I arrived early at the venue accompanied by my wife, my daughter and my grandson and stopped off at the bar before we took our seats. As is so often the case at London gigs by Brazilian musicians, the predominant language that we heard was Portuguese: London has a large Brazilian community these days and a visit from a top artist always produces a big turn out. This generally makes for a great atmosphere but the downside is that even when the artist is a fluent English speaker, there is a tendency for the audience to request - somewhat vociferously - that announcements are made in their native language. Some - such as Gilberto Gil - are seasoned enough performers that they resist this and make sure that those who only speak English are catered for. Maria Rita proved to be not quite in this category.

The band took to the stage and sorted themselves out, then Ms Rita, clad in a midriff-exposing, split-skirt ensemble, emerged to rapturous applause and sailed into the first number.
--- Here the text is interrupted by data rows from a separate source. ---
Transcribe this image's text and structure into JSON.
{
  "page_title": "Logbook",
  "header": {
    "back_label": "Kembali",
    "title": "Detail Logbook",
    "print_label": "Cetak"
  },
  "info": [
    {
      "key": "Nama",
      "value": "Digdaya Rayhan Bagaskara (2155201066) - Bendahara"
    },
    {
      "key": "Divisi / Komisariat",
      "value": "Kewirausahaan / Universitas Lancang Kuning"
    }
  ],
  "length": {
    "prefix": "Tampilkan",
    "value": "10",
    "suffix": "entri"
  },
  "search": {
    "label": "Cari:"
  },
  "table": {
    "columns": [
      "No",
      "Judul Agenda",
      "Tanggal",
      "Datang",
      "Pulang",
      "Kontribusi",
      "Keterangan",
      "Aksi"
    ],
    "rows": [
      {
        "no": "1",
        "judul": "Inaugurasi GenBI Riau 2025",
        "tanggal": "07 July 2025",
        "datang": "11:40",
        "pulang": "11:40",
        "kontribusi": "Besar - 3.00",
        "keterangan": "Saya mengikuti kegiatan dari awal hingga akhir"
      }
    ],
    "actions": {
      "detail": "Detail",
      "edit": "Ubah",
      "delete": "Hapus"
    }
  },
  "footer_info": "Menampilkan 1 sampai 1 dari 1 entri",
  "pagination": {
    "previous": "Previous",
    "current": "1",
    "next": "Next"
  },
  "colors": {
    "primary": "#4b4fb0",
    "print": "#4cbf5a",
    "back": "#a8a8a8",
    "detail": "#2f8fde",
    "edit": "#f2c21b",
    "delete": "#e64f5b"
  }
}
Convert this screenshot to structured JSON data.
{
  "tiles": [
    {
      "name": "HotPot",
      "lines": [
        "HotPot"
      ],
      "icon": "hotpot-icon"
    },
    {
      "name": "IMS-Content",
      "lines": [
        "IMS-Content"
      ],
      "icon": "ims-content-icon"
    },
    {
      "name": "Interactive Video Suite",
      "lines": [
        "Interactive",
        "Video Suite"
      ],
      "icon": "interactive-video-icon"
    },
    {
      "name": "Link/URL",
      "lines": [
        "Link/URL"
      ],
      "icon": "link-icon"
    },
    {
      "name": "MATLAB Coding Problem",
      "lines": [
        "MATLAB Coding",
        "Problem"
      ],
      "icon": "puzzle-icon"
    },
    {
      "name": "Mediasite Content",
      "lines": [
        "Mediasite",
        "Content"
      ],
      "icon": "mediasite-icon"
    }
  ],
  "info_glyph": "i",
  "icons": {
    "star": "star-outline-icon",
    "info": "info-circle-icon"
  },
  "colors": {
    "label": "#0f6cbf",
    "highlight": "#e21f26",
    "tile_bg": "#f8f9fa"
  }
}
It quickly became apparent that the mix was not right, and although the band were obviously playing their socks off and the singer was giving her all to the performance, the mix just got worse as the concert went on. I glanced up at the mixing desk several times (we were sitting a few rows in front of it) but was somewhat surprised to see no sign of dissatisfaction on the face of the sound engineer. On the contrary, he looked very relaxed and happy, despite the fact that the percussion was drowning out almost everything else. Every now and then he would seem to become aware of an imbalance but made the fundamental error of continually raising the volume of the other instruments and the voice, rather than bringing the offending instrument's levels down. As the evening went on this 'volume chasing' continued as the engineer, having turned everything else up to the point where the percussionists were not so prominent in the mix, then decided that their levels needed to be brought up more and so ad infinitum until distortion began to set in...

I'm sure that the actual performance was great: they were musicians of a very high calibre and Maria Rita is a damn fine singer who was obviously giving her all to a rapturous crowd, who in turn were on their feet dancing within a very short time and greeting each song with a howl of recognition. They seemed to enjoy it all despite the sound quality and the atmosphere was generally fairly joyous. Alas, I could not share the enthusiasm, much as I wanted to. I'm happy that everyone had a good time - a fact confirmed by the repeated encores that led to the repetition of some of the set as they had obviously run out of rehearsed material - but for me sheer atmosphere was not enough. I wanted to hear what the individual instruments were playing. It was a seven piece band - piano, bass, drums, cavaquinho, seven string guitar and two percussionists. The pianist was the excellent Jota Moraes, who I know from his great work with the group Cama Da Gato (of whom more in another posting) but you would never have known.

No, on the whole it was a great disappointment but I point the finger solely at the sound engineer. I have seen DVDs of several live performances and I would still urge you to check out Maria Rita if you get the chance. Try this for a start. There's lots more where this came from!